  • Beginning Swimming (PED 1080) -- Swimming is a very helpful skill that everyone should know. After all, Union, N.J. is not too far from the ocean, and during the summer people love to visit the beach. Even if one already knows how to swim, this course can help improve their swimming more than before. Lifting weights or going for a run is not suited for everyone, but there is no harm in testing out the waters. Swimming will be great for the second half of the semester, as the weather starts to get warmer and can really wake someone up first thing in the morning.
  • Intro to Sociology (SOC 1000) -- How does society work? How did this current generation come about? Everyone plays a role in the community and society; everyone has a status and title to live up to. Sociology helps people understand the functions and fundamentals of other people around them. The questions, "Why do people do that?" or "Why do people like that?" will be answered. People are not as complicated as some think, and this class is the way to find out how society works.
  • Introduction to Theatre (THE 1000) -- "All the world's a stage, and all the men and women merely players," William Shakespeare once said. This course does not only help with public speaking, but it helps with quick thinking and projection. Theatre goes way back to the Greek era, so it is nothing new. This course can help plenty with being comfortable up on stage or even in front of a classroom. After taking this course, do not be surprised if talking in front of an audience is no longer a nerve wrecking experience.

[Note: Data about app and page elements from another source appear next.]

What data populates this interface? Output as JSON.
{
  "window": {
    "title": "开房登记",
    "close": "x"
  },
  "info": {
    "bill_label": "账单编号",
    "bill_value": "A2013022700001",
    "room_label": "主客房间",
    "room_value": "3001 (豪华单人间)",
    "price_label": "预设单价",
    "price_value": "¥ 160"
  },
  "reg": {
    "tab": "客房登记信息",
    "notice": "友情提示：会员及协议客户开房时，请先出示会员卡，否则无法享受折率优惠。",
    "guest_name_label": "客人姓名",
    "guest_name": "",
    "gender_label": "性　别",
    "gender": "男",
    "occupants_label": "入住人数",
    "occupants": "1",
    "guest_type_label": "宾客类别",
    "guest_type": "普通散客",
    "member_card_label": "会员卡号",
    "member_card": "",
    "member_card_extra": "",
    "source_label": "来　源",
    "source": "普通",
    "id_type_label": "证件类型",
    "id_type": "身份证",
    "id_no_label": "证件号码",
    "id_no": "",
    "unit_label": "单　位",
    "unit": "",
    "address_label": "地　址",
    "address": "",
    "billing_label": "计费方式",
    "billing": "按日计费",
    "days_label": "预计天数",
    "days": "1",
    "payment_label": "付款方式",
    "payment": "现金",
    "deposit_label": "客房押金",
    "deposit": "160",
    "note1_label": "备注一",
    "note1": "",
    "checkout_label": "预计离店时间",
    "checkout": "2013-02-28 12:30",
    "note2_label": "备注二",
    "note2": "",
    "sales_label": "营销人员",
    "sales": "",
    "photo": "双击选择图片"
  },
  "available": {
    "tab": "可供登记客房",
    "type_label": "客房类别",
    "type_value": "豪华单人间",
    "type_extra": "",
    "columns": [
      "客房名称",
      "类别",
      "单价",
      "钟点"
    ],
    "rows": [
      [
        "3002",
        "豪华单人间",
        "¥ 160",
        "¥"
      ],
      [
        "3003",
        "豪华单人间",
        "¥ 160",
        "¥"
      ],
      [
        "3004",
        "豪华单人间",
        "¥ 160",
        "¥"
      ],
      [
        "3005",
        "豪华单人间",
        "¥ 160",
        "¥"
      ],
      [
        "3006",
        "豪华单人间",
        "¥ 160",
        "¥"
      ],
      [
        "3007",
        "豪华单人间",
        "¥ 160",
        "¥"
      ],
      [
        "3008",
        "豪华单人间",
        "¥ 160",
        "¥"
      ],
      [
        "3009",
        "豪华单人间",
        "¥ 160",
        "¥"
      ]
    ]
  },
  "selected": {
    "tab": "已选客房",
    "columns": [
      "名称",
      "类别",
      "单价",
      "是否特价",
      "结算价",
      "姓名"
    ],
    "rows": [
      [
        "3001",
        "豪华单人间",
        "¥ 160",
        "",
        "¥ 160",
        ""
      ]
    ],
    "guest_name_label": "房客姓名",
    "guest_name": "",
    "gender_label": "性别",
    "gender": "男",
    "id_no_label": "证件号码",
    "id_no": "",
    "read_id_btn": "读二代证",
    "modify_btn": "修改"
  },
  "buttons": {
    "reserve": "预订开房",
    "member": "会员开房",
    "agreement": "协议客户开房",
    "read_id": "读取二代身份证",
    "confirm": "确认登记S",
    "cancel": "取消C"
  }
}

Do not be afraid to search Kean Wise for more than what this list has to offer.

For other possible courses, try looking at ten interesting electives that were available last fall and electives that are available for the upcoming spring semester.

about the author
Joanna Kristine Ninal - web

Joanna Kristine Ninal, Staff Writer

Joanna Kristine Ninal is an English education double major with minors in Asian and Chinese studies. Ninal works as a Staff Writer for The Cougar's Byte since fall 2016. Ninal loves to play video games, such as “Overwatch” and “Final Fantasy XIV”, as well as create projects such as videos, stories and scripts in her free time. She loves to read and write, especially dramatic and romantic themes in young adult literature like the Harry Potter series and the To All The Boys I've Loved Before series. Her goal in life is to be an English teacher and travel around to teach in countries such as Japan, China and South Korea.